> _INSTRUCTIONS TO FOLLOW_: Go through the data and count the lines holding the string "JSON". Write only the number.

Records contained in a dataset
○ ○ ○ ○ ○ ○ ○
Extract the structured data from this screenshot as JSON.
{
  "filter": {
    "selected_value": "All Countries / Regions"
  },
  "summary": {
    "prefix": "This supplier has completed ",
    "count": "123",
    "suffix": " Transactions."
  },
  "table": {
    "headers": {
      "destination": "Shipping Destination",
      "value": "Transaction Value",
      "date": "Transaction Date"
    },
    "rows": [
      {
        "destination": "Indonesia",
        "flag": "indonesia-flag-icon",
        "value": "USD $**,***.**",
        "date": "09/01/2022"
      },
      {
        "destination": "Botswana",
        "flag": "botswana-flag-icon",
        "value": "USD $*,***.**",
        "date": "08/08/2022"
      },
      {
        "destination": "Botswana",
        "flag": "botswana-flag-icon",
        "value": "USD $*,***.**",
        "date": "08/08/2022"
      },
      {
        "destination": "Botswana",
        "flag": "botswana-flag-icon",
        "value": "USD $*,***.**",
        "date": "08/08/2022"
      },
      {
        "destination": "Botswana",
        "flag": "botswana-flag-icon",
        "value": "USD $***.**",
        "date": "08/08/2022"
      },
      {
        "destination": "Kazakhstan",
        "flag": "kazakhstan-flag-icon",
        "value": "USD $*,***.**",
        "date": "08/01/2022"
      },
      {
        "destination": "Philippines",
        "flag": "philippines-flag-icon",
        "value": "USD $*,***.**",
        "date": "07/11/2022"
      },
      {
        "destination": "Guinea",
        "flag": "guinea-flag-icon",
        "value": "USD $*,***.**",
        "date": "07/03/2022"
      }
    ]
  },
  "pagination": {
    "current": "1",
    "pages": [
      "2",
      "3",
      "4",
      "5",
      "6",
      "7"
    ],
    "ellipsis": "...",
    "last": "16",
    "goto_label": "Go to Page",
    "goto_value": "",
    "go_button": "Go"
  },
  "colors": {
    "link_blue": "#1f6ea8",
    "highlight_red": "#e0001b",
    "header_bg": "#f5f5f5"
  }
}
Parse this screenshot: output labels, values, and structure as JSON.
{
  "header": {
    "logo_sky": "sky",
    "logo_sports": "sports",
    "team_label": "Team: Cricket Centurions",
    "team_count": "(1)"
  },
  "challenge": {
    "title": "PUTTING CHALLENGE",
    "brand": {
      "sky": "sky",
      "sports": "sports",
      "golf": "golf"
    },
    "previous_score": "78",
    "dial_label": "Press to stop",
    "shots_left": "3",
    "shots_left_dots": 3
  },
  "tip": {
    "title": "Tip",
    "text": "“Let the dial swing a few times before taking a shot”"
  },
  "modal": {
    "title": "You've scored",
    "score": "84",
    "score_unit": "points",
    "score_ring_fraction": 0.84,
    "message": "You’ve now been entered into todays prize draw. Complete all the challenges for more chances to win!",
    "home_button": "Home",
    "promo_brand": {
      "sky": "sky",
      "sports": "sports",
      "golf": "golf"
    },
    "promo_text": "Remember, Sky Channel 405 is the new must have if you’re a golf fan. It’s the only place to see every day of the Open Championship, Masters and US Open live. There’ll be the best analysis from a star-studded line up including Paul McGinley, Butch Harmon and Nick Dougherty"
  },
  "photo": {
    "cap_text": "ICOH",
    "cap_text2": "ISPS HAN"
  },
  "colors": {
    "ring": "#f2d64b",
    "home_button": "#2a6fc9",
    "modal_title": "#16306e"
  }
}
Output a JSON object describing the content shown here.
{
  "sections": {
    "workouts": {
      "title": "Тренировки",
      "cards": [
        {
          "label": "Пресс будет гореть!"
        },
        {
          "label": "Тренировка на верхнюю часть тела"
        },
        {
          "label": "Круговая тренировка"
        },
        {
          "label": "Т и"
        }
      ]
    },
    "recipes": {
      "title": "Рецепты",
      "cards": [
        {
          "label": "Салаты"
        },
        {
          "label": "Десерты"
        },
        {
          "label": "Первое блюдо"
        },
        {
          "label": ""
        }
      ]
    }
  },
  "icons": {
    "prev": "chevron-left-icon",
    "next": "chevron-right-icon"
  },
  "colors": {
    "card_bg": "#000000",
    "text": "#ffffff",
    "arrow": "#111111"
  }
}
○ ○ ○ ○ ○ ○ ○
> _EXERCISE RESULT_: 3